Element data from apps and pages
[Start of Attachment]

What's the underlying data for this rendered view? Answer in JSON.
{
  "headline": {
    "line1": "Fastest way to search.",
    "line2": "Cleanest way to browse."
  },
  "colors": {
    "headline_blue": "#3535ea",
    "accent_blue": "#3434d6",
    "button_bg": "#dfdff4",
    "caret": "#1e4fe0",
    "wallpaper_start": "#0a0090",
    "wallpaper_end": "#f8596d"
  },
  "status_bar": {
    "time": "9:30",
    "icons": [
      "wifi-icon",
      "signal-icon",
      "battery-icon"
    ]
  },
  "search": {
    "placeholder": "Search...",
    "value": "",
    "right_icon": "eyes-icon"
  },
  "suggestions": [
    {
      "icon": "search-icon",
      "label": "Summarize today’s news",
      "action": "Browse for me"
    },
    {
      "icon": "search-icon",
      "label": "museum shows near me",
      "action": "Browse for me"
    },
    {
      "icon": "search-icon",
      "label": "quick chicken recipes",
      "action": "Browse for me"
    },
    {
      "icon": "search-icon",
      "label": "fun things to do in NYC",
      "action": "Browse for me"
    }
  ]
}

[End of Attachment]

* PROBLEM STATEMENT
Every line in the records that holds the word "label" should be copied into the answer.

* RESPONSE BOX
      "label": "Summarize today’s news",
      "label": "museum shows near me",
      "label": "quick chicken recipes",
      "label": "fun things to do in NYC",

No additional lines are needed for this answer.